- Having a creative/art background is what we require and not necessarily a technical one. We want to work with people that have some arts practice and want to introduce computation in their work. In the past, we have had performers, film-makers, architects, musicians, painters and some computer scientists join the course. The majority of people on the course don't know how to program when they join us.
- When people join us we try to assess their level of skill in order to offer them a challenging learning environment. People that have previous coding experience are encouraged to take more advanced modules and are given assignments in lab and to take home that push their technical and creative skills further.
- We feel that this diversity of skills and backgrounds contributes to the course’s great success over the years.

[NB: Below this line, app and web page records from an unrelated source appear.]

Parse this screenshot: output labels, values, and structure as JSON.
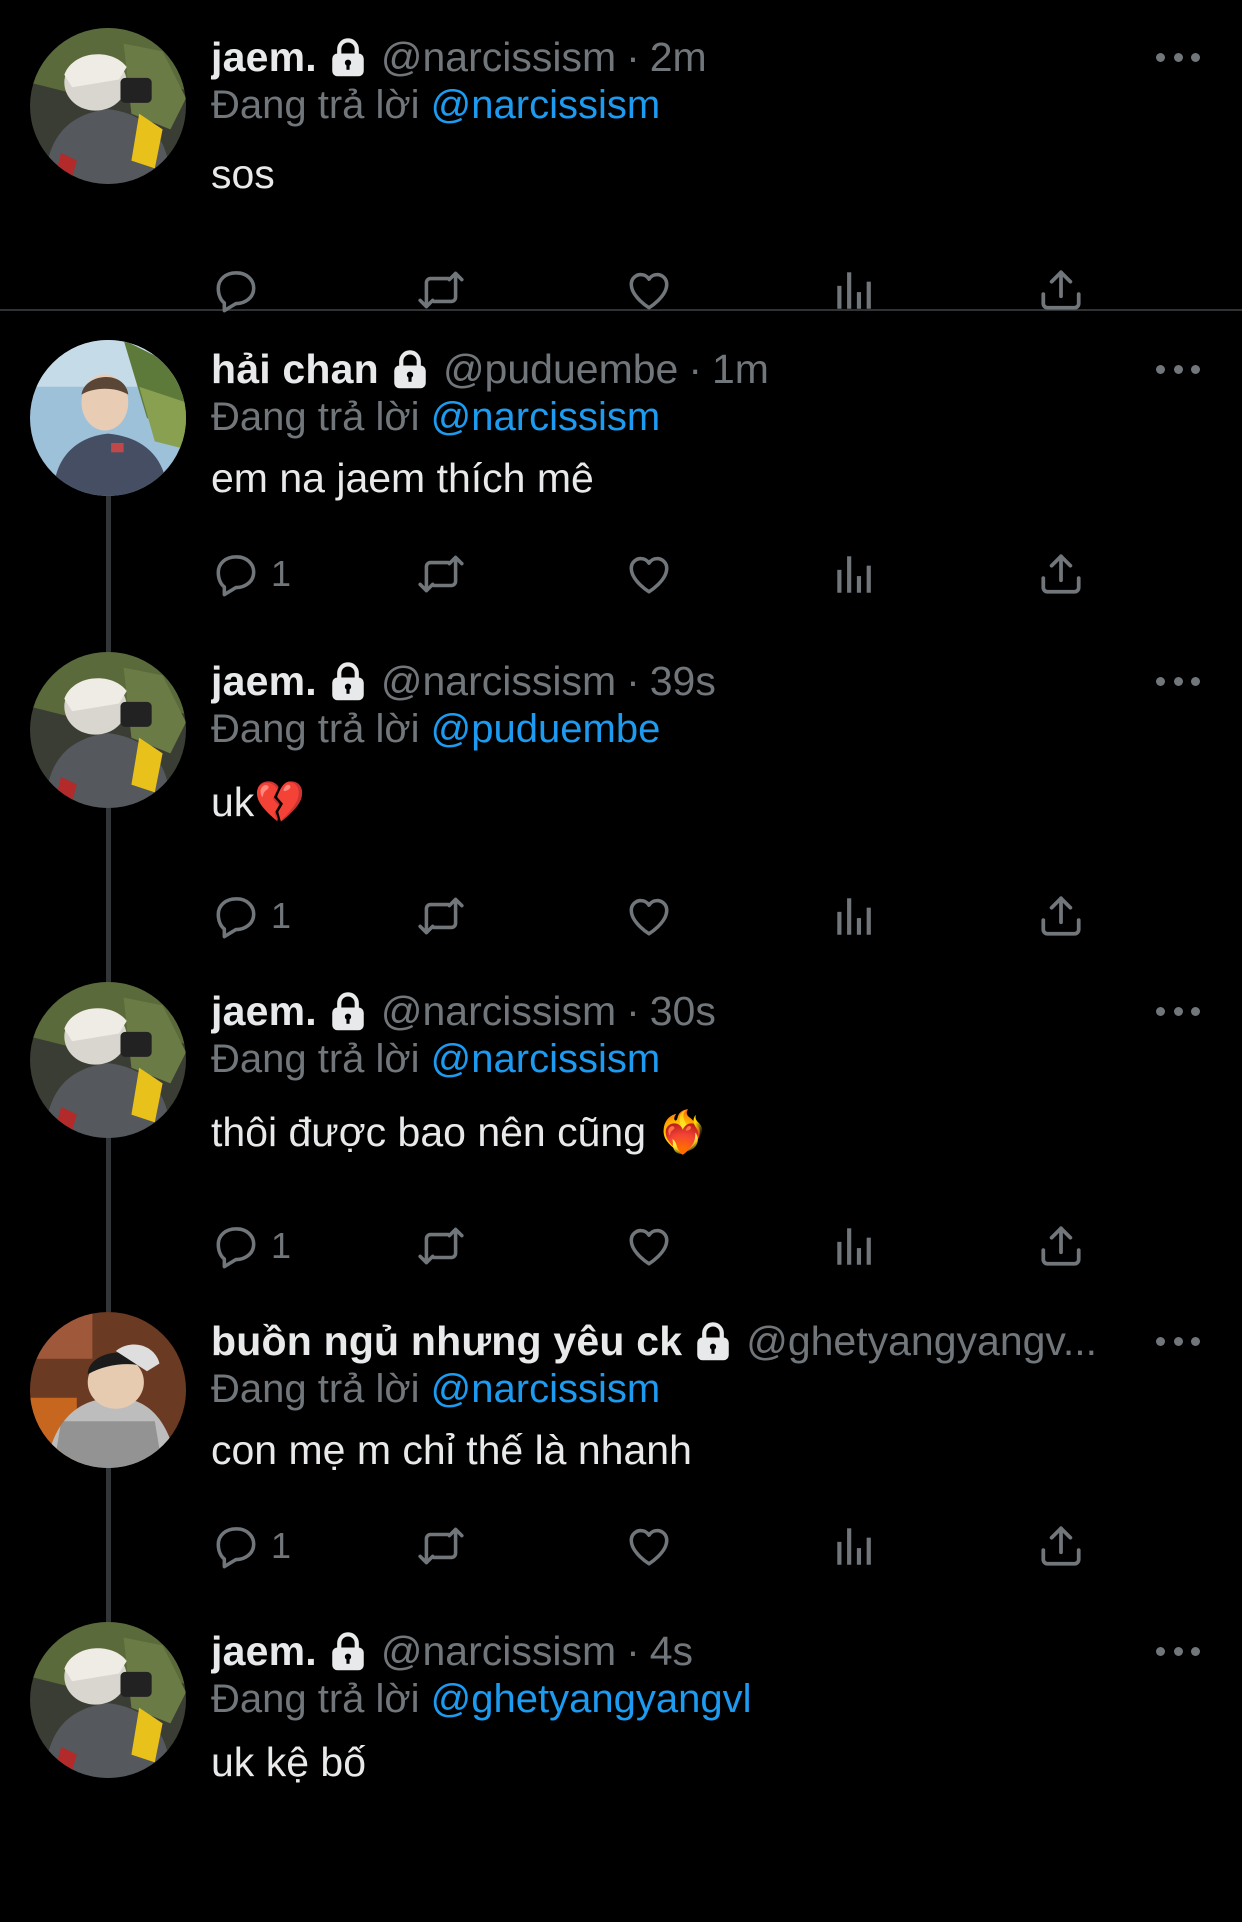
{
  "replying_prefix": "Đang trả lời",
  "icons": {
    "lock": "lock-icon",
    "reply": "speech-bubble-icon",
    "retweet": "retweet-icon",
    "like": "heart-icon",
    "views": "bar-chart-icon",
    "share": "share-upload-icon",
    "more": "more-horizontal-icon"
  },
  "colors": {
    "background": "#000000",
    "text": "#e7e9ea",
    "muted": "#71767b",
    "mention": "#1d9bf0"
  },
  "tweets": [
    {
      "name": "jaem.",
      "handle": "@narcissism",
      "time": "2m",
      "separator": "·",
      "replying_to": "@narcissism",
      "text": "sos",
      "reply_count": ""
    },
    {
      "name": "hải chan",
      "handle": "@puduembe",
      "time": "1m",
      "separator": "·",
      "replying_to": "@narcissism",
      "text": "em na jaem thích mê",
      "reply_count": "1"
    },
    {
      "name": "jaem.",
      "handle": "@narcissism",
      "time": "39s",
      "separator": "·",
      "replying_to": "@puduembe",
      "text": "uk💔",
      "reply_count": "1"
    },
    {
      "name": "jaem.",
      "handle": "@narcissism",
      "time": "30s",
      "separator": "·",
      "replying_to": "@narcissism",
      "text": "thôi được bao nên cũng ❤️‍🔥",
      "reply_count": "1"
    },
    {
      "name": "buồn ngủ nhưng yêu ck",
      "handle": "@ghetyangyangv...",
      "time": "",
      "separator": "",
      "replying_to": "@narcissism",
      "text": "con mẹ m chỉ thế là nhanh",
      "reply_count": "1"
    },
    {
      "name": "jaem.",
      "handle": "@narcissism",
      "time": "4s",
      "separator": "·",
      "replying_to": "@ghetyangyangvl",
      "text": "uk kệ bố",
      "reply_count": ""
    }
  ]
}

- We do not require a maths background nor do we expect people to be strong in maths to do well. Basic arithmetic (addition/subtraction/division etc.) is all you need. We'll remind you in class of any new concepts you'll need. We currently have in the class dancers, writers, film-makers, photographers as well as architects, computer scientists, etc. We take pride in the diversity of backgrounds the students have and this contributes to the course's success.